As the market plumbs six-year lows, China's 60 million retail investors are an embittered lot -- sounding a jarring note amid the capitalist changes transforming China's economy. The government once touted the nation's two stock exchanges, started in 1990 and 1991, as founts of opportunity. But they have turned out to be full of rotten companies that relied on political connections to get listed. Regulators have had little success fighting rampant insider trading and poor disclosure.
For the ruling Communist Party, the rage of investors who have lost their nest eggs could be toxic. The party has long struggled to keep a lid on social unrest, especially among unemployed workers and overtaxed farmers. Now a big chunk of the middle class is angry, too.
No wonder the government would rather have people angry about Japan.
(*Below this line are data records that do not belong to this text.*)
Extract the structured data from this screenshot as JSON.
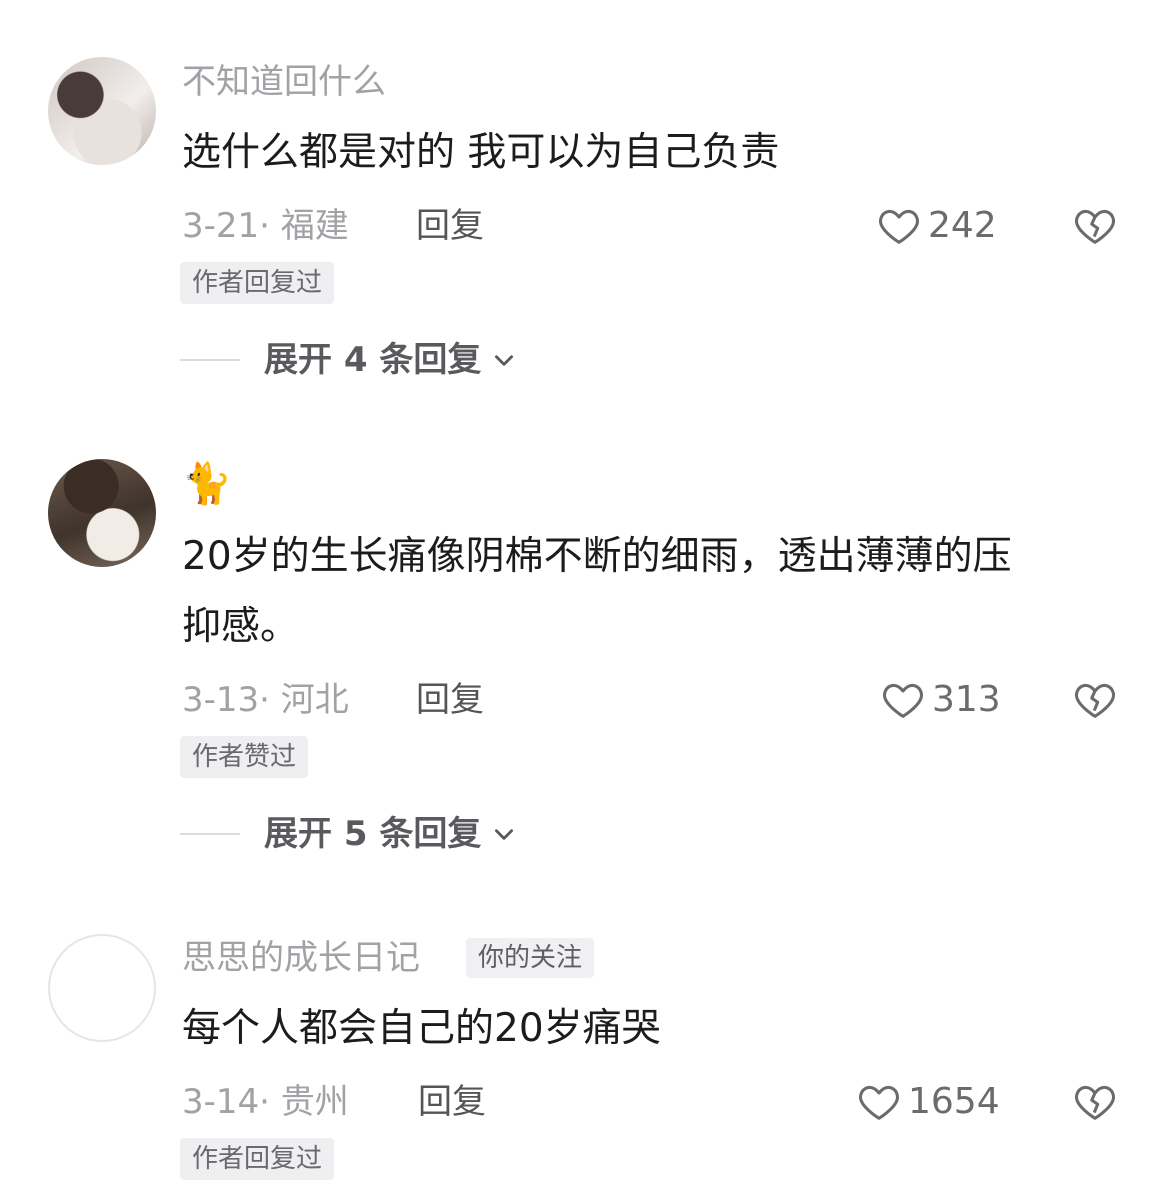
{
  "comments": [
    {
      "username": "不知道回什么",
      "text": "选什么都是对的 我可以为自己负责",
      "meta": "3-21· 福建",
      "reply_label": "回复",
      "likes": "242",
      "badge": "作者回复过",
      "expand_label": "展开 4 条回复"
    },
    {
      "username": "🐈",
      "text_line1": "20岁的生长痛像阴棉不断的细雨，透出薄薄的压",
      "text_line2": "抑感。",
      "meta": "3-13· 河北",
      "reply_label": "回复",
      "likes": "313",
      "badge": "作者赞过",
      "expand_label": "展开 5 条回复"
    },
    {
      "username": "思思的成长日记",
      "follow_tag": "你的关注",
      "text": "每个人都会自己的20岁痛哭",
      "meta": "3-14· 贵州",
      "reply_label": "回复",
      "likes": "1654",
      "badge": "作者回复过"
    }
  ],
  "icons": {
    "like": "heart-outline-icon",
    "dislike": "broken-heart-icon",
    "expand": "chevron-down-icon"
  },
  "colors": {
    "text_primary": "#1c1c1e",
    "text_secondary": "#a2a2a6",
    "badge_bg": "#efeff1"
  }
}
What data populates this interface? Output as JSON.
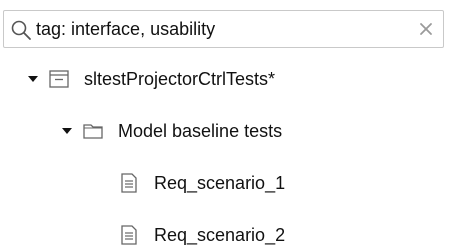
{
  "search": {
    "value": "tag: interface, usability",
    "clear_symbol": "×"
  },
  "tree": {
    "suite": {
      "label": "sltestProjectorCtrlTests*",
      "expanded": true,
      "icon": "test-file-icon"
    },
    "group": {
      "label": "Model baseline tests",
      "expanded": true,
      "icon": "folder-icon"
    },
    "cases": [
      {
        "label": "Req_scenario_1",
        "icon": "test-case-icon"
      },
      {
        "label": "Req_scenario_2",
        "icon": "test-case-icon"
      }
    ]
  },
  "colors": {
    "icon_gray": "#6b6b6b",
    "border": "#c9c9c9",
    "text": "#111111"
  }
}
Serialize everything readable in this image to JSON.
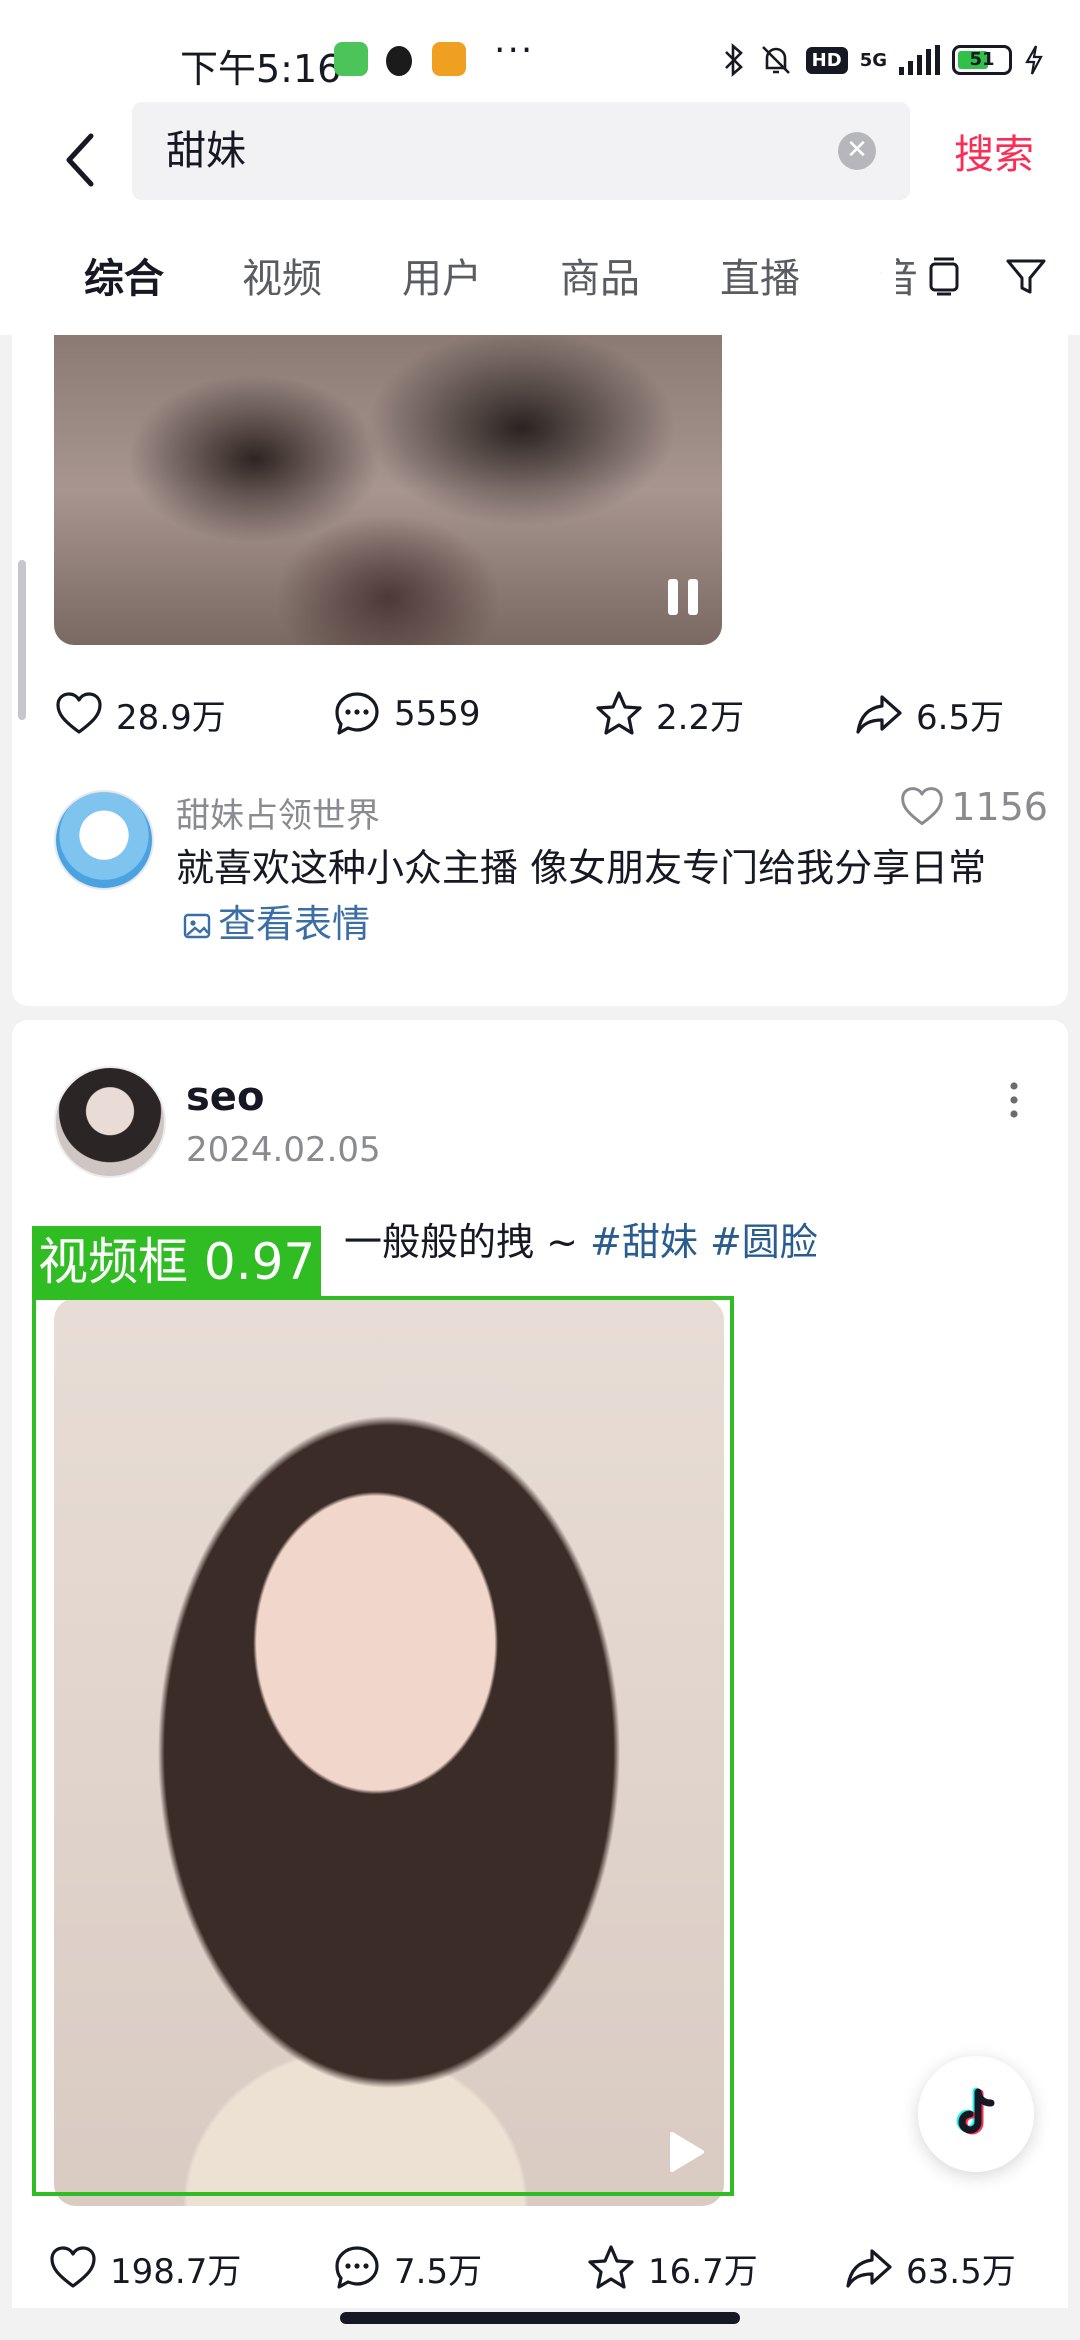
{
  "status_bar": {
    "time": "下午5:16",
    "more": "···",
    "network": "5G",
    "hd": "HD",
    "battery": "51",
    "icons": [
      "cat-app-icon",
      "qq-penguin-icon",
      "58-app-icon",
      "bluetooth-icon",
      "bell-muted-icon",
      "signal-icon",
      "battery-icon",
      "charging-icon"
    ]
  },
  "search": {
    "query": "甜妹",
    "submit_label": "搜索"
  },
  "tabs": [
    {
      "label": "综合",
      "active": true
    },
    {
      "label": "视频",
      "active": false
    },
    {
      "label": "用户",
      "active": false
    },
    {
      "label": "商品",
      "active": false
    },
    {
      "label": "直播",
      "active": false
    },
    {
      "label": "音",
      "active": false
    }
  ],
  "post1": {
    "stats": {
      "likes": "28.9万",
      "comments": "5559",
      "favorites": "2.2万",
      "shares": "6.5万"
    },
    "top_comment": {
      "username": "甜妹占领世界",
      "likes": "1156",
      "text": "就喜欢这种小众主播 像女朋友专门给我分享日常",
      "sticker_link": "查看表情"
    }
  },
  "post2": {
    "author": "seo",
    "date": "2024.02.05",
    "caption_visible": "一般般的拽 ~ ",
    "hashtags": [
      "#甜妹",
      "#圆脸"
    ],
    "stats": {
      "likes": "198.7万",
      "comments": "7.5万",
      "favorites": "16.7万",
      "shares": "63.5万"
    }
  },
  "detection": {
    "label": "视频框 0.97",
    "color": "#2fbd23"
  },
  "colors": {
    "accent": "#fe2c55",
    "hashtag": "#2a5d8f",
    "text_primary": "#161823",
    "text_secondary": "#8a8b91"
  }
}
During a state visit to China, French Premier Raffarin threw support behind a law allowing China to attack Taiwan and continued to push for a lift of the EU arms embargo.
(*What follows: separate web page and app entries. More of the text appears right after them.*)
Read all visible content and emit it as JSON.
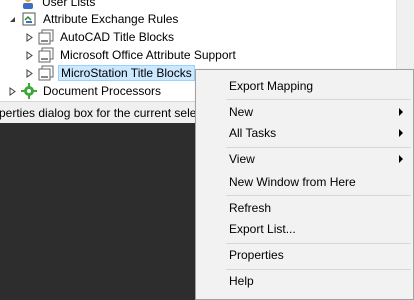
{
  "tree": {
    "items": [
      {
        "label": "User Lists",
        "icon": "user-list-icon",
        "expander": "none"
      },
      {
        "label": "Attribute Exchange Rules",
        "icon": "attribute-rules-icon",
        "expander": "expanded"
      },
      {
        "label": "AutoCAD Title Blocks",
        "icon": "title-block-icon",
        "expander": "collapsed"
      },
      {
        "label": "Microsoft Office Attribute Support",
        "icon": "title-block-icon",
        "expander": "collapsed"
      },
      {
        "label": "MicroStation Title Blocks",
        "icon": "title-block-icon",
        "expander": "collapsed",
        "selected": true
      },
      {
        "label": "Document Processors",
        "icon": "gear-icon",
        "expander": "collapsed"
      }
    ]
  },
  "status_bar": {
    "text": "perties dialog box for the current sele"
  },
  "context_menu": {
    "items": [
      {
        "label": "Export Mapping",
        "submenu": false
      },
      {
        "label": "New",
        "submenu": true
      },
      {
        "label": "All Tasks",
        "submenu": true
      },
      {
        "label": "View",
        "submenu": true
      },
      {
        "label": "New Window from Here",
        "submenu": false
      },
      {
        "label": "Refresh",
        "submenu": false
      },
      {
        "label": "Export List...",
        "submenu": false
      },
      {
        "label": "Properties",
        "submenu": false
      },
      {
        "label": "Help",
        "submenu": false
      }
    ]
  },
  "colors": {
    "selection_fill": "#cce8ff",
    "selection_border": "#99d1ff",
    "menu_background": "#f2f2f2",
    "dark_background": "#2d2d2d"
  }
}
At the outset of a three-day visit to China, French Prime Minister Jean-Pierre Raffarin said he supported Beijing's "anti-secession" law on Taiwan, and vowed to keep pushing for an end to an EU arms embargo that could open the door for Paris to sell weapons to the Asian giant.
Raffarin also signed or finalized major business deals with Beijing valued at around $3.2 billion (2.4 billion euros).
You know, we should have just bribed Chirac et al. It's clearly the way these things are done. Bloggledygook has more on the big picture.